Exercise details
Go through the data below and copy each line that includes "Mode".

Records for processing
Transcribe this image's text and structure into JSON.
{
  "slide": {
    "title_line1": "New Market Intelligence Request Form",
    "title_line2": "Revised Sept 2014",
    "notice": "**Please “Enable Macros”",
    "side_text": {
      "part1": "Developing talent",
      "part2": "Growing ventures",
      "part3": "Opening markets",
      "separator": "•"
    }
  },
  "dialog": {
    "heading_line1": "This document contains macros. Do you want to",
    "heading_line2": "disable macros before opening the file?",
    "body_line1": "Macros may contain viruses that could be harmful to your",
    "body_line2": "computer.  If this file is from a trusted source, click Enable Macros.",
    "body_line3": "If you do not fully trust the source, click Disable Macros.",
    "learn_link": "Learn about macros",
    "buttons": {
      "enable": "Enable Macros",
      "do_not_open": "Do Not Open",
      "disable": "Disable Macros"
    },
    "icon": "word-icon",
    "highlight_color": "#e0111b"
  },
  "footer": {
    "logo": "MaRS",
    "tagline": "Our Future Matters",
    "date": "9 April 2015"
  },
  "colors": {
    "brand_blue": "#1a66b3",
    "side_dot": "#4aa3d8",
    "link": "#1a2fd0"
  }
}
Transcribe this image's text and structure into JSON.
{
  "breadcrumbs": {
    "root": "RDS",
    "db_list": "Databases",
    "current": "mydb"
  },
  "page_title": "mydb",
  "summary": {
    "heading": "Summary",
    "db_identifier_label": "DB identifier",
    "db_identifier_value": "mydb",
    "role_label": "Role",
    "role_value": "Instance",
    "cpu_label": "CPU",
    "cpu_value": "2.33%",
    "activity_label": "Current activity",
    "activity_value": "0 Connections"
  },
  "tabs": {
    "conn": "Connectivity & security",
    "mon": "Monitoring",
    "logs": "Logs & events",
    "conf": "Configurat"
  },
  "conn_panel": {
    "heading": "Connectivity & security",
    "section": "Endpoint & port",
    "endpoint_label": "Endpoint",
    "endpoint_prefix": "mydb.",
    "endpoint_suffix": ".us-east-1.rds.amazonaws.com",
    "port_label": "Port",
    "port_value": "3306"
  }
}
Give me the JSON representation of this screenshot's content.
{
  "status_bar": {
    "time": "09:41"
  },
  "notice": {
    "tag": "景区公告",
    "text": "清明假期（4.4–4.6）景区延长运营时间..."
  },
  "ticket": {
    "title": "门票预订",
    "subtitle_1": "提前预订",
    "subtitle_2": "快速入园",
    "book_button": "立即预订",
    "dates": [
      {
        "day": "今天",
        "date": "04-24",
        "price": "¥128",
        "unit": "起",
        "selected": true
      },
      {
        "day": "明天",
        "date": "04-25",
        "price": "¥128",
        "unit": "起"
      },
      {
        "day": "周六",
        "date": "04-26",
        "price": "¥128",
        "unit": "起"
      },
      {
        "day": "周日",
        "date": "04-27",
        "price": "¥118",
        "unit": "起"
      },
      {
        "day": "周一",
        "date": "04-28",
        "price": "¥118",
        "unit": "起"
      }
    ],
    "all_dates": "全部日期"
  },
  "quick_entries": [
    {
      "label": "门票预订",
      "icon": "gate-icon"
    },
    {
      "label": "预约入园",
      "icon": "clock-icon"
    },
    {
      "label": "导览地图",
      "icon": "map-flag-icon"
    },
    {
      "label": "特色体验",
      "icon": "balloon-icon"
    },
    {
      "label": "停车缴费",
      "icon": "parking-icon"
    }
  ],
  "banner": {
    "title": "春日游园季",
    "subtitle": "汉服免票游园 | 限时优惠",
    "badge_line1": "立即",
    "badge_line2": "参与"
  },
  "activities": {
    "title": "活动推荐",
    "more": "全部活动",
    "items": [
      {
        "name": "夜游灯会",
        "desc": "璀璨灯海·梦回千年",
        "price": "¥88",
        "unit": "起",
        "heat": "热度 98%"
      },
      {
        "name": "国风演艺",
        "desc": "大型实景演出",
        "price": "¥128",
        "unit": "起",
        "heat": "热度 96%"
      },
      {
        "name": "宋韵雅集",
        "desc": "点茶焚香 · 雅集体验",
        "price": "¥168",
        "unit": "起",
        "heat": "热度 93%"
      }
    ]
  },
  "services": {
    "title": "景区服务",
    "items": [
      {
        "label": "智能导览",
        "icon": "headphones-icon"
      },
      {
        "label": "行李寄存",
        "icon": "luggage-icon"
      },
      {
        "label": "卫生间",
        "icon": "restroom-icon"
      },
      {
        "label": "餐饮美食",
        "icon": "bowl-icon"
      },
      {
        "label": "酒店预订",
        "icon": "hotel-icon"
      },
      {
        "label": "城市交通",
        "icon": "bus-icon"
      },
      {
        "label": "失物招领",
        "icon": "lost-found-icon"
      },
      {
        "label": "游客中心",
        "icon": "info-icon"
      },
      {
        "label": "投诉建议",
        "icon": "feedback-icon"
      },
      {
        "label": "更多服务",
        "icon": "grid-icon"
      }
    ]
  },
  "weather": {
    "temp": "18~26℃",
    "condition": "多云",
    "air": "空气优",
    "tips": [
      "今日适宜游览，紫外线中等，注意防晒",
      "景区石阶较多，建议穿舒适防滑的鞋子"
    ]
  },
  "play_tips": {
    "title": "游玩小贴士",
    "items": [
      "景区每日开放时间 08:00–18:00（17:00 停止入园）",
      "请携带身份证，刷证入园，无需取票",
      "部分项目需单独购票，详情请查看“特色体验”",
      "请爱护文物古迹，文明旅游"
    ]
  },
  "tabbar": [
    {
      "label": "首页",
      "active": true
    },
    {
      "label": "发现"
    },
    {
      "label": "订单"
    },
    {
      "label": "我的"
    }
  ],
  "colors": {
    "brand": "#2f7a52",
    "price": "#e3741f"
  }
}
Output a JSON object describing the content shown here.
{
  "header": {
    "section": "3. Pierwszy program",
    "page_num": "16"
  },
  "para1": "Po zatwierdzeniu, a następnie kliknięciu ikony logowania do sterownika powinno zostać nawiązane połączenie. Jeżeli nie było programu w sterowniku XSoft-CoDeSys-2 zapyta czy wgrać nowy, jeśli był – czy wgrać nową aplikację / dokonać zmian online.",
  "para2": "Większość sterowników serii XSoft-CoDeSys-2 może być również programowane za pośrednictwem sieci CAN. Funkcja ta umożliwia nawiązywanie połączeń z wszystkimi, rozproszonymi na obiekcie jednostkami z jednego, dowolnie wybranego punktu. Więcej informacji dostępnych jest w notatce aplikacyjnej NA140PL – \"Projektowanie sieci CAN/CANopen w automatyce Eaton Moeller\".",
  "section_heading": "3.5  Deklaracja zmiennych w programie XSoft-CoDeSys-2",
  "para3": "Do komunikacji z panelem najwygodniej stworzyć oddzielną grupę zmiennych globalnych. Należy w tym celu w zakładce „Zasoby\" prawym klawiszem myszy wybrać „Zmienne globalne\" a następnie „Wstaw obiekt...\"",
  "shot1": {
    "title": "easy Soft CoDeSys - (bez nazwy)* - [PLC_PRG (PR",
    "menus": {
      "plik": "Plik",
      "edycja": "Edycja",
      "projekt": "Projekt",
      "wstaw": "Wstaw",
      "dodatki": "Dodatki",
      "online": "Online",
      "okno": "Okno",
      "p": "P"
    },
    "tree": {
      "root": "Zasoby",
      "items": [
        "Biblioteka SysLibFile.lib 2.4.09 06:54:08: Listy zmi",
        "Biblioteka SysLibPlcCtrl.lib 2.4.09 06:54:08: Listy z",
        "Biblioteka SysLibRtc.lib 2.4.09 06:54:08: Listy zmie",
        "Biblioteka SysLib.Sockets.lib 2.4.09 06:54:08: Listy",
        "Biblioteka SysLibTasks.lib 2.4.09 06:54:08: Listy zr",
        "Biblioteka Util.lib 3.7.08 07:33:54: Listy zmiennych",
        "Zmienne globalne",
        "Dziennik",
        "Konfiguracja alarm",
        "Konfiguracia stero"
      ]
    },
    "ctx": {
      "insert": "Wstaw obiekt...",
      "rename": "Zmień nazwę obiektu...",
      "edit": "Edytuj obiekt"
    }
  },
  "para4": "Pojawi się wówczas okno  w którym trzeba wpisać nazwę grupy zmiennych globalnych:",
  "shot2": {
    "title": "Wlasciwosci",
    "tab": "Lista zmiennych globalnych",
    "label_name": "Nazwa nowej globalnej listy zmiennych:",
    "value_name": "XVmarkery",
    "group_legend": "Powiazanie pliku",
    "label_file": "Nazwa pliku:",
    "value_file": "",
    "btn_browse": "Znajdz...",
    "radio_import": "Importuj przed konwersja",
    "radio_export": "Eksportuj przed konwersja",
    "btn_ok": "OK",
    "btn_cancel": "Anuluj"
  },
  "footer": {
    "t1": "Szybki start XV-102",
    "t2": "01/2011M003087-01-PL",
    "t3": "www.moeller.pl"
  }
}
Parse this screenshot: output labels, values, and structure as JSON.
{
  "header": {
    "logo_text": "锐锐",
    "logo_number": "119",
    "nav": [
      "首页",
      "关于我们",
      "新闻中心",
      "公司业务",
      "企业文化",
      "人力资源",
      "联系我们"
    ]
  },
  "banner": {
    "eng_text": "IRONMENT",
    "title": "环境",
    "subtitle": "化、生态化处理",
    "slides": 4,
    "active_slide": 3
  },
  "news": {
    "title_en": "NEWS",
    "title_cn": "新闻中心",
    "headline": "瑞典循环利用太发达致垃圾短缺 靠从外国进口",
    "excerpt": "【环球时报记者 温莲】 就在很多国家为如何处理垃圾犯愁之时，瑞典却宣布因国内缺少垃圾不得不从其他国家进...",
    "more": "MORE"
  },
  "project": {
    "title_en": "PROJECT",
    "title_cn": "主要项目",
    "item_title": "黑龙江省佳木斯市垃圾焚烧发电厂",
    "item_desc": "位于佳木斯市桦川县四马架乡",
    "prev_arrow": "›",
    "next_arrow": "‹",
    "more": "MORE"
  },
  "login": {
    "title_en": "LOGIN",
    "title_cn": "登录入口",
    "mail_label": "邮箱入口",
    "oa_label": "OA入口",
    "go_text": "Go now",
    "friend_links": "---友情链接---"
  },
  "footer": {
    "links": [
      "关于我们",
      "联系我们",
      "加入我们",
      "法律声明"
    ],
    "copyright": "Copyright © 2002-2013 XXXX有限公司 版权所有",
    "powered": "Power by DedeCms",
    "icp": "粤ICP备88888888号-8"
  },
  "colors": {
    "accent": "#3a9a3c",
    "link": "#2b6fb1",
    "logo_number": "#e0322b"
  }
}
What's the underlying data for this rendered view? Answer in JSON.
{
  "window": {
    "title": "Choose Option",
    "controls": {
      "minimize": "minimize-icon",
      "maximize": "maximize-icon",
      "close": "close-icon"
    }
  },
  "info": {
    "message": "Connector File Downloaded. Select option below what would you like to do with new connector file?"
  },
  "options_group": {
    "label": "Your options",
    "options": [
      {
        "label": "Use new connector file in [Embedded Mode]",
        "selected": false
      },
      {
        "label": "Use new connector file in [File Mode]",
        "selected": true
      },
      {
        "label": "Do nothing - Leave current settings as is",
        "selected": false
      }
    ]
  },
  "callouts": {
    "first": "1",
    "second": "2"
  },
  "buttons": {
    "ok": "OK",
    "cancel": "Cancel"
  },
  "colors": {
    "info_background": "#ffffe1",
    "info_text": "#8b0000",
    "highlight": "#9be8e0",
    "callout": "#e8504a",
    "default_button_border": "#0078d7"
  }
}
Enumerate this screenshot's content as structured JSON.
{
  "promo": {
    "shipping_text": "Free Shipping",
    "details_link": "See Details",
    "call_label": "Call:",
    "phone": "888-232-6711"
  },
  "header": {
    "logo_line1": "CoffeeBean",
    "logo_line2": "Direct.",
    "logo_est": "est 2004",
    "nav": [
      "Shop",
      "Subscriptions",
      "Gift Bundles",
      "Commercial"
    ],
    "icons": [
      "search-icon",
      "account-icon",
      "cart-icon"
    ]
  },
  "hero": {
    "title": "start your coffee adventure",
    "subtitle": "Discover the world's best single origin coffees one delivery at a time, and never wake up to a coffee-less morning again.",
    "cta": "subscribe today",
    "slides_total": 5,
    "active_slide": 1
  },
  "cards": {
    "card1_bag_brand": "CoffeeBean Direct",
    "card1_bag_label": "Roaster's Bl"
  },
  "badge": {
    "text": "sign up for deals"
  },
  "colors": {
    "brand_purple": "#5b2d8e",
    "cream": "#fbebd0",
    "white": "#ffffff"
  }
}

Exercise answer
        "label": "Use new connector file in [Embedded Mode]",
        "label": "Use new connector file in [File Mode]",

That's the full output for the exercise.